## Instructions to follow
Restate all of the data precisely, omitting nothing.

Dataset records
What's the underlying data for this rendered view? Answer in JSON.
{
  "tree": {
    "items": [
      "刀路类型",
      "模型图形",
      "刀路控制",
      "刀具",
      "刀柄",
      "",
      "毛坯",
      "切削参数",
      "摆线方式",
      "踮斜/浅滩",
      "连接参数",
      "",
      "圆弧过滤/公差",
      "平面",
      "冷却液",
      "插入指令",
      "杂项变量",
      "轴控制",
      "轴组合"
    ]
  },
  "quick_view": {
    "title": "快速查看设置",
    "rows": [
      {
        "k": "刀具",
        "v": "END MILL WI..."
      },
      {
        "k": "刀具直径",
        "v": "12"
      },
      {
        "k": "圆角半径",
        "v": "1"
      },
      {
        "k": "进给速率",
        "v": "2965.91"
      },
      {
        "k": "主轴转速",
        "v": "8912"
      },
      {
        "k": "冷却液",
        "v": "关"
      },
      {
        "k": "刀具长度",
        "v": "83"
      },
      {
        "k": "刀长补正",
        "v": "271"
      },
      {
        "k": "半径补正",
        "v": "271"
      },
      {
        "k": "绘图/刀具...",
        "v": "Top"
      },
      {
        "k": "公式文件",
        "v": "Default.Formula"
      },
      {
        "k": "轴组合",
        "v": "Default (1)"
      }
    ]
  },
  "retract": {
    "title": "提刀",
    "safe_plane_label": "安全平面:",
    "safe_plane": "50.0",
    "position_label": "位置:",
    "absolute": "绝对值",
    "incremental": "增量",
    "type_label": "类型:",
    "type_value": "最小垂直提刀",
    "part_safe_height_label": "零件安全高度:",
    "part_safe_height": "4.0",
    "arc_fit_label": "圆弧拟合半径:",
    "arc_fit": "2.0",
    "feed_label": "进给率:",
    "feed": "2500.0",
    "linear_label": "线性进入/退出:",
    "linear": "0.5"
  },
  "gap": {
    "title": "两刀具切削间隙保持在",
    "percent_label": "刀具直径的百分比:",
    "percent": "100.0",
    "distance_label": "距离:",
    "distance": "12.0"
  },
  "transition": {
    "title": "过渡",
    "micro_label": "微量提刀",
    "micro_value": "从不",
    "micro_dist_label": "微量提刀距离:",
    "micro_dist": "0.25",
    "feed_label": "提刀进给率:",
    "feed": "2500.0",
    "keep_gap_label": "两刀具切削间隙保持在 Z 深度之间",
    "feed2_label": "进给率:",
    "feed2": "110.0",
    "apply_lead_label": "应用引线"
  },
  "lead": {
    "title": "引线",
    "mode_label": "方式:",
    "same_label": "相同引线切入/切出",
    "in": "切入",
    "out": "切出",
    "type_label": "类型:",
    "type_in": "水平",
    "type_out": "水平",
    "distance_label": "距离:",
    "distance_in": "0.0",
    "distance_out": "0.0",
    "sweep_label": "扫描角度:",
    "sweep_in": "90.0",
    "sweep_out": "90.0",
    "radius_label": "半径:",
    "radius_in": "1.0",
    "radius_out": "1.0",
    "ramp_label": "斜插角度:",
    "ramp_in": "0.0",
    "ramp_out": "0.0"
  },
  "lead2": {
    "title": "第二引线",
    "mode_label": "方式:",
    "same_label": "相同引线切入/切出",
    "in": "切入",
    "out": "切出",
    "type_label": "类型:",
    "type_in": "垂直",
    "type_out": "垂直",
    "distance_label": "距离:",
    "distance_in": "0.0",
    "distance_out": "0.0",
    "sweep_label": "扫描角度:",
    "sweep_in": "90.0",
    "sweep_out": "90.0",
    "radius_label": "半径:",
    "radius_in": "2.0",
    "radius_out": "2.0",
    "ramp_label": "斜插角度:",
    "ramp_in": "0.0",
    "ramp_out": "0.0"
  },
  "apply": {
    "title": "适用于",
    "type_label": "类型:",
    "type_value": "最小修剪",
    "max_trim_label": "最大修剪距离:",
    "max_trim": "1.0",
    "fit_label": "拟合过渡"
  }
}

## Task response
What's the underlying data for this rendered view? Answer in JSON.
{
  "tree": {
    "items": [
      "刀路类型",
      "模型图形",
      "刀路控制",
      "刀具",
      "刀柄",
      "",
      "毛坯",
      "切削参数",
      "摆线方式",
      "踮斜/浅滩",
      "连接参数",
      "",
      "圆弧过滤/公差",
      "平面",
      "冷却液",
      "插入指令",
      "杂项变量",
      "轴控制",
      "轴组合"
    ]
  },
  "quick_view": {
    "title": "快速查看设置",
    "rows": [
      {
        "k": "刀具",
        "v": "END MILL WI..."
      },
      {
        "k": "刀具直径",
        "v": "12"
      },
      {
        "k": "圆角半径",
        "v": "1"
      },
      {
        "k": "进给速率",
        "v": "2965.91"
      },
      {
        "k": "主轴转速",
        "v": "8912"
      },
      {
        "k": "冷却液",
        "v": "关"
      },
      {
        "k": "刀具长度",
        "v": "83"
      },
      {
        "k": "刀长补正",
        "v": "271"
      },
      {
        "k": "半径补正",
        "v": "271"
      },
      {
        "k": "绘图/刀具...",
        "v": "Top"
      },
      {
        "k": "公式文件",
        "v": "Default.Formula"
      },
      {
        "k": "轴组合",
        "v": "Default (1)"
      }
    ]
  },
  "retract": {
    "title": "提刀",
    "safe_plane_label": "安全平面:",
    "safe_plane": "50.0",
    "position_label": "位置:",
    "absolute": "绝对值",
    "incremental": "增量",
    "type_label": "类型:",
    "type_value": "最小垂直提刀",
    "part_safe_height_label": "零件安全高度:",
    "part_safe_height": "4.0",
    "arc_fit_label": "圆弧拟合半径:",
    "arc_fit": "2.0",
    "feed_label": "进给率:",
    "feed": "2500.0",
    "linear_label": "线性进入/退出:",
    "linear": "0.5"
  },
  "gap": {
    "title": "两刀具切削间隙保持在",
    "percent_label": "刀具直径的百分比:",
    "percent": "100.0",
    "distance_label": "距离:",
    "distance": "12.0"
  },
  "transition": {
    "title": "过渡",
    "micro_label": "微量提刀",
    "micro_value": "从不",
    "micro_dist_label": "微量提刀距离:",
    "micro_dist": "0.25",
    "feed_label": "提刀进给率:",
    "feed": "2500.0",
    "keep_gap_label": "两刀具切削间隙保持在 Z 深度之间",
    "feed2_label": "进给率:",
    "feed2": "110.0",
    "apply_lead_label": "应用引线"
  },
  "lead": {
    "title": "引线",
    "mode_label": "方式:",
    "same_label": "相同引线切入/切出",
    "in": "切入",
    "out": "切出",
    "type_label": "类型:",
    "type_in": "水平",
    "type_out": "水平",
    "distance_label": "距离:",
    "distance_in": "0.0",
    "distance_out": "0.0",
    "sweep_label": "扫描角度:",
    "sweep_in": "90.0",
    "sweep_out": "90.0",
    "radius_label": "半径:",
    "radius_in": "1.0",
    "radius_out": "1.0",
    "ramp_label": "斜插角度:",
    "ramp_in": "0.0",
    "ramp_out": "0.0"
  },
  "lead2": {
    "title": "第二引线",
    "mode_label": "方式:",
    "same_label": "相同引线切入/切出",
    "in": "切入",
    "out": "切出",
    "type_label": "类型:",
    "type_in": "垂直",
    "type_out": "垂直",
    "distance_label": "距离:",
    "distance_in": "0.0",
    "distance_out": "0.0",
    "sweep_label": "扫描角度:",
    "sweep_in": "90.0",
    "sweep_out": "90.0",
    "radius_label": "半径:",
    "radius_in": "2.0",
    "radius_out": "2.0",
    "ramp_label": "斜插角度:",
    "ramp_in": "0.0",
    "ramp_out": "0.0"
  },
  "apply": {
    "title": "适用于",
    "type_label": "类型:",
    "type_value": "最小修剪",
    "max_trim_label": "最大修剪距离:",
    "max_trim": "1.0",
    "fit_label": "拟合过渡"
  }
}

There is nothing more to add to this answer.